And your talk of them being trapped---yes, they should have died from zombie malnutrition. I don't know. I know that if you create a series and come up with a set of rules, you should abide by those rules (which an eternal series like the Star Treks should have done)...but I don't remember if this show came up with rules for the zombies and how they keep on going. I mean they should be falling to dust, trapped or not! I just roll with it at this point.



Captain Steel's Avatar
"Lois, I never lie."
I'm just riding with the show's concept that sufficiently damaging the brain stops the zombies and "kills" them for good.

So... their brains are organic matter and without regular maintenance like we living people engage in (food, nutrients, water, oxygen via respiration and a steady blood flow) any brain will begin to decompose. In the real world, any corpse that's been dead long enough will not have any brain within its skull - just some dust and bug droppings and this is because it has ceased to eat, drink, breath and have blood pumped through it.

According to Professor David Wynick of Bristol University (on the question of how long does it take a human brain to decompose):

It really depends on how you define decomposition. The neuronal function stops within a hour or so after death and cell death will by then be underway. The brain will start to degenerate and liquefy within a day or two. If the corpse is not buried and is in a contained environment at room temperature so insects and worms etc can't get at it and thus further decomposition is purely bacterially mediated then I would guess a few weeks to a month.

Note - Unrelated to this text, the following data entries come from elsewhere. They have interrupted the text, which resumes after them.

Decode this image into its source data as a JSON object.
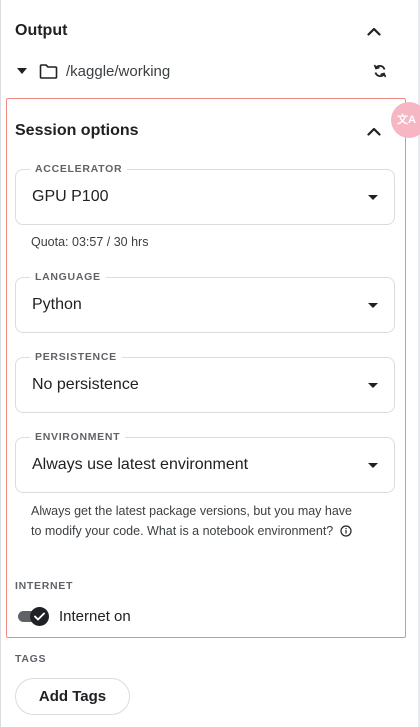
{
  "output": {
    "title": "Output",
    "path": "/kaggle/working"
  },
  "session": {
    "title": "Session options",
    "accelerator": {
      "label": "ACCELERATOR",
      "value": "GPU P100"
    },
    "quota": "Quota: 03:57 / 30 hrs",
    "language": {
      "label": "LANGUAGE",
      "value": "Python"
    },
    "persistence": {
      "label": "PERSISTENCE",
      "value": "No persistence"
    },
    "environment": {
      "label": "ENVIRONMENT",
      "value": "Always use latest environment",
      "help": "Always get the latest package versions, but you may have to modify your code. What is a notebook environment?"
    },
    "internet": {
      "label": "INTERNET",
      "toggle_label": "Internet on",
      "enabled": true
    }
  },
  "tags": {
    "label": "TAGS",
    "add_button": "Add Tags"
  },
  "colors": {
    "highlight_border": "#f28b82",
    "translate_fab": "#f7b6c4",
    "text_primary": "#202124",
    "text_secondary": "#5f6368"
  },
  "icons": [
    "caret-up-icon",
    "triangle-down-icon",
    "folder-icon",
    "refresh-icon",
    "dropdown-arrow-icon",
    "info-icon",
    "check-icon",
    "translate-icon"
  ]
}
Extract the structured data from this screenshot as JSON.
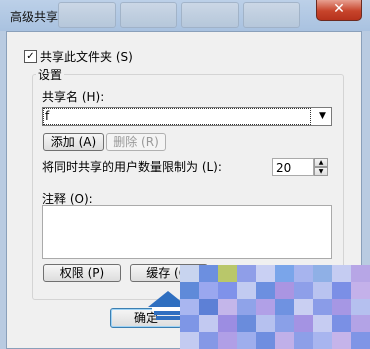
{
  "window": {
    "title": "高级共享",
    "close_label": "✕"
  },
  "share_checkbox": {
    "label": "共享此文件夹 (S)",
    "checked": true,
    "check_mark": "✓"
  },
  "settings": {
    "legend": "设置",
    "share_name_label": "共享名 (H):",
    "share_name_value": "f",
    "add_button": "添加 (A)",
    "remove_button": "删除 (R)",
    "limit_label": "将同时共享的用户数量限制为 (L):",
    "limit_value": "20",
    "comment_label": "注释 (O):",
    "comment_value": "",
    "permissions_button": "权限 (P)",
    "cache_button": "缓存 (C)"
  },
  "footer": {
    "ok_button": "确定"
  },
  "colors": {
    "accent_close": "#c7442b",
    "watermark_blue": "#2f6fc0"
  },
  "icons": {
    "combo_arrow": "▼",
    "spin_up": "▲",
    "spin_down": "▼"
  }
}
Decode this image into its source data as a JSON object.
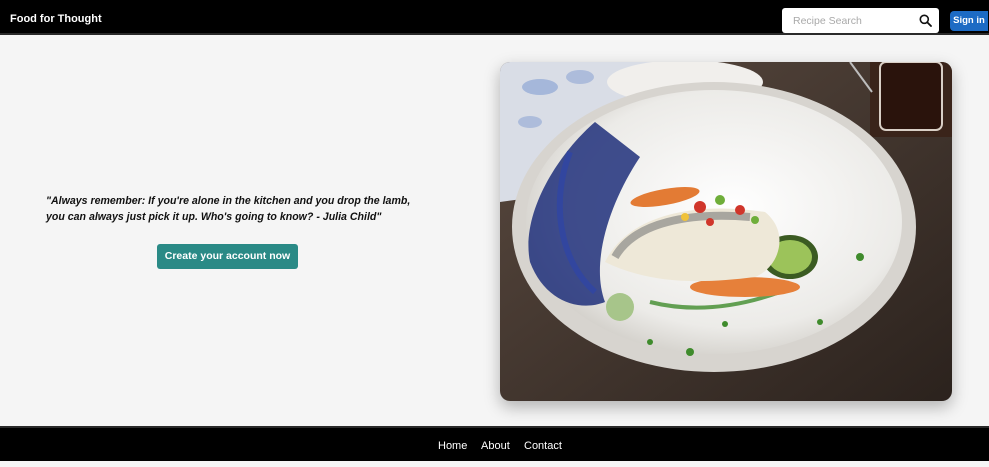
{
  "header": {
    "brand": "Food for Thought",
    "search": {
      "placeholder": "Recipe Search",
      "value": ""
    },
    "signin_label": "Sign in"
  },
  "hero": {
    "quote": "\"Always remember: If you're alone in the kitchen and you drop the lamb, you can always just pick it up. Who's going to know? - Julia Child\"",
    "cta_label": "Create your account now"
  },
  "footer": {
    "links": [
      "Home",
      "About",
      "Contact"
    ]
  },
  "colors": {
    "bar": "#000000",
    "page_background": "#f5f5f5",
    "signin": "#1d6bc4",
    "cta": "#2a8a86"
  },
  "icons": {
    "search": "search-icon"
  }
}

So, it seems that walkers that couldn't feed (or were deprived sufficient air or water) would have their brains liquefy, decompose and soon dry rot out of their skulls rather quickly.



The Adventure Starts Here!
Meanwhile, I just love that we're quoting actual scientists about brain decomposition and then relating it to a fictional creature like a zombie.